The AMA filed a friend-of-the-court brief alongside four other organizations, calling on the U.S. Supreme Court to consider the ramifications of earlier court rulings on the matter.
"If affirmed, the combined effect of these rulings will invite private plaintiffs and the government to pursue indefinitely and repeatedly any claim involving alleged fraud against the government," the brief states. "This elimination of all repose is not only contrary to law but would impose significant burdens on businesses, hospitals and other health care providers."
The brief points out that physicians could be "forced to defend against stale, repetitive and frequently meritless claims." This task would require significant costs in maintaining records for an indefinite period, planning for unknown contingencies and defending against inappropriate suits.
For physicians who don't have sufficient documentation to mount a proper defense or who otherwise decide to settle, the financial damages are considerable.
Under the federal False Claims Act, the penalty for each claim is between $5,000 and $10,000, adjusted for inflation, plus three times the amount of damages "sustained by the federal government." If information was misrepresented on multiple Medicare claims, for instance, penalties would apply to each claim—regardless of how small the billed amount was.
The case is expected to be argued this winter.
The AMA long has expressed concern over ambiguities in the False Claims Act, a Civil War-era statute being used to raise inappropriate claims, and previously has filed several court briefs reflecting concerns over this law.

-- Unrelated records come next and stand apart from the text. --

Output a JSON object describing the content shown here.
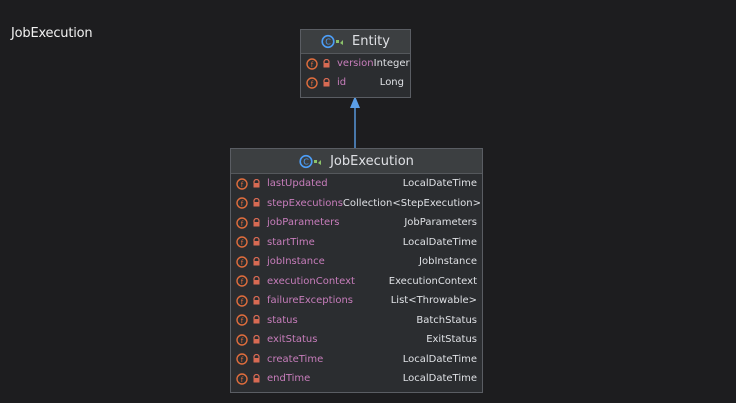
{
  "page": {
    "title": "JobExecution"
  },
  "diagram": {
    "classes": [
      {
        "name": "Entity",
        "fields": [
          {
            "name": "version",
            "type": "Integer"
          },
          {
            "name": "id",
            "type": "Long"
          }
        ]
      },
      {
        "name": "JobExecution",
        "fields": [
          {
            "name": "lastUpdated",
            "type": "LocalDateTime"
          },
          {
            "name": "stepExecutions",
            "type": "Collection<StepExecution>"
          },
          {
            "name": "jobParameters",
            "type": "JobParameters"
          },
          {
            "name": "startTime",
            "type": "LocalDateTime"
          },
          {
            "name": "jobInstance",
            "type": "JobInstance"
          },
          {
            "name": "executionContext",
            "type": "ExecutionContext"
          },
          {
            "name": "failureExceptions",
            "type": "List<Throwable>"
          },
          {
            "name": "status",
            "type": "BatchStatus"
          },
          {
            "name": "exitStatus",
            "type": "ExitStatus"
          },
          {
            "name": "createTime",
            "type": "LocalDateTime"
          },
          {
            "name": "endTime",
            "type": "LocalDateTime"
          }
        ]
      }
    ],
    "relationship": {
      "type": "inheritance"
    }
  },
  "icons": {
    "class": "class-icon",
    "field": "field-icon",
    "lock": "lock-icon"
  },
  "colors": {
    "background": "#1d1d1f",
    "header": "#3c3f41",
    "body": "#2b2d30",
    "border": "#5a5d63",
    "text": "#dfe1e5",
    "field_name": "#c77dbb",
    "field_icon": "#e06d3d",
    "lock_icon": "#d86a53",
    "class_icon": "#4d9ef7",
    "arrow": "#5b9ee6"
  }
}
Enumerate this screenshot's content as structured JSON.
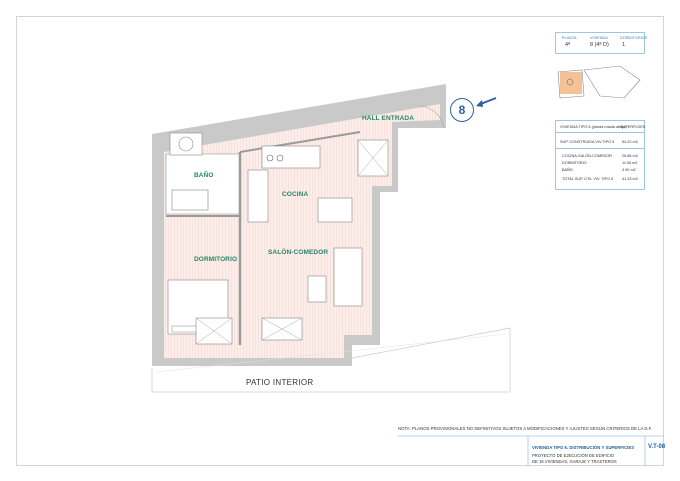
{
  "plan": {
    "unit_number": "8",
    "rooms": {
      "hall": "HALL ENTRADA",
      "bath": "BAÑO",
      "kitchen": "COCINA",
      "living": "SALÓN-COMEDOR",
      "bedroom": "DORMITORIO"
    },
    "patio": "PATIO INTERIOR"
  },
  "info_panel": {
    "header_labels": [
      "PLANTA",
      "VIVIENDA",
      "DORMITORIOS"
    ],
    "header_values": [
      "4ª",
      "8 (4ª D)",
      "1"
    ],
    "table_title": "VIVIENDA TIPO 6 (planta rotada abajo)",
    "table_col": "SUPERFICIES",
    "built_label": "SUP. CONSTRUIDA VIV.TIPO 6",
    "built_value": "54.20 m2",
    "rows": [
      {
        "name": "COCINA-SALÓN-COMEDOR",
        "value": "26.86 m2"
      },
      {
        "name": "DORMITORIO",
        "value": "11.06 m2"
      },
      {
        "name": "BAÑO",
        "value": "4.90 m2"
      },
      {
        "name": "TOTAL SUP. ÚTIL VIV. TIPO 6",
        "value": "41.33 m2"
      }
    ]
  },
  "title_block": {
    "note": "NOTA: PLANOS PROVISIONALES NO DEFINITIVOS SUJETOS A MODIFICACIONES Y AJUSTES SEGÚN CRITERIOS DE LA D.F.",
    "sheet_title": "VIVIENDA TIPO 6. DISTRIBUCIÓN Y SUPERFICIES",
    "project_line1": "PROYECTO DE EJECUCIÓN DE EDIFICIO",
    "project_line2": "DE 19 VIVIENDAS, GARAJE Y TRASTEROS",
    "sheet_code": "V.T-08"
  },
  "colors": {
    "wall": "#c8c8c8",
    "floor_hatch": "#f3c9c0",
    "room_label": "#27866a",
    "accent": "#2a5fa6"
  }
}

The AMA's National Advocacy Conference will take place in Washington, D.C. Visit the conference Web page to view highlights from the 2014 event, including a brief video.